The Mist Cabinet by Rachel Harding is a display cabinet that curates your view. The cabinet uses a minimalist construction to create a series of clear cast acrylic boxes that react to various viewing angles. Thanks to a special coating the opacity of each box flutters between transparent and translucent as you pass by, “creating an intriguing choreography of hidden and seen” as Harding describes. I wanted to re-invent the idea of the traditional display cabinet. Instead of simply falling into the background, this cabinet interacts with the objects inside, and encourages the user to take a second look. The advantages of acrylic glass is its capacity to refract and filter light and being light weight. Acrylic glass however can have a ‘cold’ appearance and will not fit in every interior. Rachel Harding works, in addition to her studio work as an in-house designer for Droog Design, creating in-house collections and design concepts. Harding seeks to surprise with her work drawing inspiration from unexpected materials and contexts.
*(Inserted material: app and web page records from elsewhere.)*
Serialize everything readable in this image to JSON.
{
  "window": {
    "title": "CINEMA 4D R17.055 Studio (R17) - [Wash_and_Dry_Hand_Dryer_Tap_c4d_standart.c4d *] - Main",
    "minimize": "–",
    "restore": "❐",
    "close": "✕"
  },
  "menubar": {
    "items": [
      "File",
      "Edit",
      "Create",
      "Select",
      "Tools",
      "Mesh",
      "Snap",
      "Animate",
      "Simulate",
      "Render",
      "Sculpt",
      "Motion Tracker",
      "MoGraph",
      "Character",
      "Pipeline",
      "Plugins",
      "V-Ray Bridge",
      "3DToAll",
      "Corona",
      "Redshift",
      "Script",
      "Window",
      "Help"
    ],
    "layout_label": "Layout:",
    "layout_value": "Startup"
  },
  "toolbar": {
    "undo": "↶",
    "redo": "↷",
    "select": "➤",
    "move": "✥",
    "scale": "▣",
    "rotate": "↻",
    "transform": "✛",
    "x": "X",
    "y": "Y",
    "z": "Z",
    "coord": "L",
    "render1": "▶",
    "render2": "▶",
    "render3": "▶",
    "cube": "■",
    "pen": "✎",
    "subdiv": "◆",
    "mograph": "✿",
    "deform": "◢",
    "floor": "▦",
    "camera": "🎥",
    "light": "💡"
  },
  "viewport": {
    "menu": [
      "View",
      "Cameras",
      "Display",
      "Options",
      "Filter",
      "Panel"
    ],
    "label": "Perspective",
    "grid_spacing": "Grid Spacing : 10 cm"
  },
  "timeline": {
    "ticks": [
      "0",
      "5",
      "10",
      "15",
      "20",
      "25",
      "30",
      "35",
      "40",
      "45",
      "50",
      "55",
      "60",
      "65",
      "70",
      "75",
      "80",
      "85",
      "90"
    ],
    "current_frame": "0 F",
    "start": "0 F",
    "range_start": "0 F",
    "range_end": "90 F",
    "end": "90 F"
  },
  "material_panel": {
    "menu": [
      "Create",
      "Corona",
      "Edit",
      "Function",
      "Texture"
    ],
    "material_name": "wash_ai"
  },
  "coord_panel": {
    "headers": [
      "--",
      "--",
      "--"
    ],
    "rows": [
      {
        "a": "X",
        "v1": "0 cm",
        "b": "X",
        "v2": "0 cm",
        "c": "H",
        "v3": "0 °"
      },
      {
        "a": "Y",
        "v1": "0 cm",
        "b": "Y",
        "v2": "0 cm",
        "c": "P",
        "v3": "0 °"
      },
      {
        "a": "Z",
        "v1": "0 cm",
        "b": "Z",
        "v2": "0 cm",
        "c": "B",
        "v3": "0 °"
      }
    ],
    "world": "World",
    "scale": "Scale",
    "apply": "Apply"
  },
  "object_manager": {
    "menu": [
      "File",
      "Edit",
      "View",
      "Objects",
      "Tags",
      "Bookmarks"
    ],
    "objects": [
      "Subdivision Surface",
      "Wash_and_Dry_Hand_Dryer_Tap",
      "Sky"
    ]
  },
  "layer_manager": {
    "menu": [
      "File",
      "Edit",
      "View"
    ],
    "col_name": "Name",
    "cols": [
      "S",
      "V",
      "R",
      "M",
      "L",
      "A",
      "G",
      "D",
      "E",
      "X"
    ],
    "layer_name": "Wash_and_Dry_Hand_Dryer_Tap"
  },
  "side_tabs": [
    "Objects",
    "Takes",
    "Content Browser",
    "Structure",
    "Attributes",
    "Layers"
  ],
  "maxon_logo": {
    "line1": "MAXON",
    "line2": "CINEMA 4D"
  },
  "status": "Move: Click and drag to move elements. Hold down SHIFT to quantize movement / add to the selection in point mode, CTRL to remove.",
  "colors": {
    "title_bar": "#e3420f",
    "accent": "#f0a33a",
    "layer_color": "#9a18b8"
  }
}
When one thinks of incorporating nature into one’s home, that thought often involves trees. However, Amsterdam-based studio Formafantasma by Andrea Trimarchi and Simone Farresin has a different direction for that thought. Specializing in designs that fuse tradition and local culture, while regarding sustainability and the objects’ significance, their products incorporate the most unusual materials—such as the Fossilium series. Made from cooled lava rocks from the eruption of Mount Etna in November 2013, these volumetric sculptures are the work of a collaborative effort that involves special processes. While minimal in form, the porosity and grain of these products propose a complexity in material execution. The elegance of simple geometric silhouettes is highlighted with accents of brass against the monochromic base of the basalt colors. These tables and tools are a part of a greater collection that includes clocks, bowls, and mirrors that are available at Gallery Libby Sellers in London. I find a fascination in the loyalty of Formafantasma to their philosophy of locality. Not only they were able to produce an amazing array of minimal sculptural furnitures, the sustainability aspect of material transportation also speaks about the work ethics that created Fossilium.
Last year, the successful Spanish studio Lavernia & Cienfuegos designed the Etnia Shops, including the furniture and the image, for the brand Etnia Cosmetics, resulting in a remarkable project. The main goal was focused on establishing great efficieny, functionality and image, so the main characteristics of the shops are the modularity, the product presentation and the general appeal of the product. I love the combination of the white and the clear wood tones, giving the interior a feeling of warmth along with the carefully considered lighting. And all of these characteristics emphasise the products with their powerful colours. Fantastic work without doubt.